The purpose of this document is to inform decision-making regarding the use of Applied Behavior Analysis (ABA) to treat medically necessary conditions so as to develop, maintain, or restore, to the maximum extent practicable, the functioning of individuals with Autism Spectrum Disorder (ASD) in ways that are both efficacious and cost effective. The document is based on the best available scientific evidence and expert clinical opinion regarding the use of ABA as a behavioral health treatment for individuals diagnosed with ASD. The guidelines are intended to be a brief and user-friendly introduction to the application of behavior analysis for ASD when funded by health care plans.  more

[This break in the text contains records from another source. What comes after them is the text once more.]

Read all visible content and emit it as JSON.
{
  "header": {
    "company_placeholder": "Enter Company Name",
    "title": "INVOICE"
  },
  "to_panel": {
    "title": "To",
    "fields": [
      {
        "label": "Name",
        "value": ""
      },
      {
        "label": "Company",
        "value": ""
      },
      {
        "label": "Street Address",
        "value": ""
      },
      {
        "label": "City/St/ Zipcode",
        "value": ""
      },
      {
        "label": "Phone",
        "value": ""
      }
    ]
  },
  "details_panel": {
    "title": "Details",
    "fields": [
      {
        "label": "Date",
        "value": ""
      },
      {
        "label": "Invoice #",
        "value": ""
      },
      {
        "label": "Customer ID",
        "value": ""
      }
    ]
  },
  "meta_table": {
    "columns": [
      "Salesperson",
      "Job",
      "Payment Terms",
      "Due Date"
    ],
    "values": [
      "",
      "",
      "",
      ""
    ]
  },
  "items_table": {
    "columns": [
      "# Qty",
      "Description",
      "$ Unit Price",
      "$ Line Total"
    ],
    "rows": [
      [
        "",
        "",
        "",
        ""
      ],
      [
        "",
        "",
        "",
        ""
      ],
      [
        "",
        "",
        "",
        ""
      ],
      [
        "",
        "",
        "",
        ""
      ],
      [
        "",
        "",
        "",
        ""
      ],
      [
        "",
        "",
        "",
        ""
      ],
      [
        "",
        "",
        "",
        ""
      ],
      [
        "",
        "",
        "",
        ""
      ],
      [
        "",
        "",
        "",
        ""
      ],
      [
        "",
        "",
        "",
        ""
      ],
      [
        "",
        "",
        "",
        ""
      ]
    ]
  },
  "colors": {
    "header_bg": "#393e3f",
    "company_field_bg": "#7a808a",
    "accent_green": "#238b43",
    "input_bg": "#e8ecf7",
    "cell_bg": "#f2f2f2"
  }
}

Tuesday, September 11, 2012

Philosophy v Science: Which Can Answer the Big Questions of Life?


Julian Baggini: No one who has understood even a fraction of what science has told us about the universe can fail to be in awe of both the cosmos and of science. When physics is compared with the humanities and social sciences, it is easy for the scientists to feel smug and the rest of us to feel somewhat envious. Philosophers in particular can suffer from lab-coat envy. If only our achievements were so clear and indisputable! How wonderful it would be to be free from the duty of constantly justifying the value of your discipline. However – and I'm sure you could see a "but" coming – I do wonder whether science hasn't suffered from a little mission creep of late. Not content with having achieved so much, some scientists want to take over the domain of other disciplines. more

Monday, September 10, 2012

Register for "Behavioral Safety Now"


Get insights, best practices and success stories in behavior-based safety and behavioral techniques. Now in it's 17th year, the Behavioral Safety Now Conference is the premier venue for collecting cutting-edge ideas and strategies to improve safety, quality, customer service and productivity. The conference includes an educational program for all levels of management, safety professionals and employee teams who have an interest in learning about the behavioral safety approach. All proceeds benefit the Cambridge Center for Behavioral Studies, a Massachusetts non-profit organization. Join the industry's most innovative thinkers sharing practical ideas for creating peak performance workplaces. more

Friday, September 07, 2012

Apple and Orangutans: Apes Found to be Enamored with iPads


The comparisons between orangutans and humans are undeniable and multifaceted – they can recognize themselves in a mirror, they have hairlines (that recede, just like ours), they share 97% of our genetic code, and the males tend to be sociable only during mating (we kid). And now, zookeepers across the U.S. and Canada have discovered, both species share a technological fascination, too. For orangutans, playing with iPad apps appears to be as popular among the apes as it is with humans. more

Tuesday, September 04, 2012

A New Technology Twist In The Energy Efficiency Story


Blend a little new energy tech with a pinch of behavioral psychology and you’re bound to get something unexpected...The modlet is a small box that you plug into an electrical outlet. It comes with a USB port that goes into your computer. This sets up a wireless signal that allows the modlet to talk to your computer.  You plug an appliance into the modlet, and then your computer screen shows the energy use of the appliance. Most interesting, from your computer you can control the power flow into the appliance, and even schedule shut offs in advance. For example, you might set up a schedule to turn off power to devices not in use on nights and weekends. Using the modlet, ThinkEco arranged a competition between two Greif buildings, with a team of 30 employees in each. The project stems from behavioral research that indicates people are more apt to save energy when comparing their performance against others – one of several ideas emerging in the study of how and why we use energy. more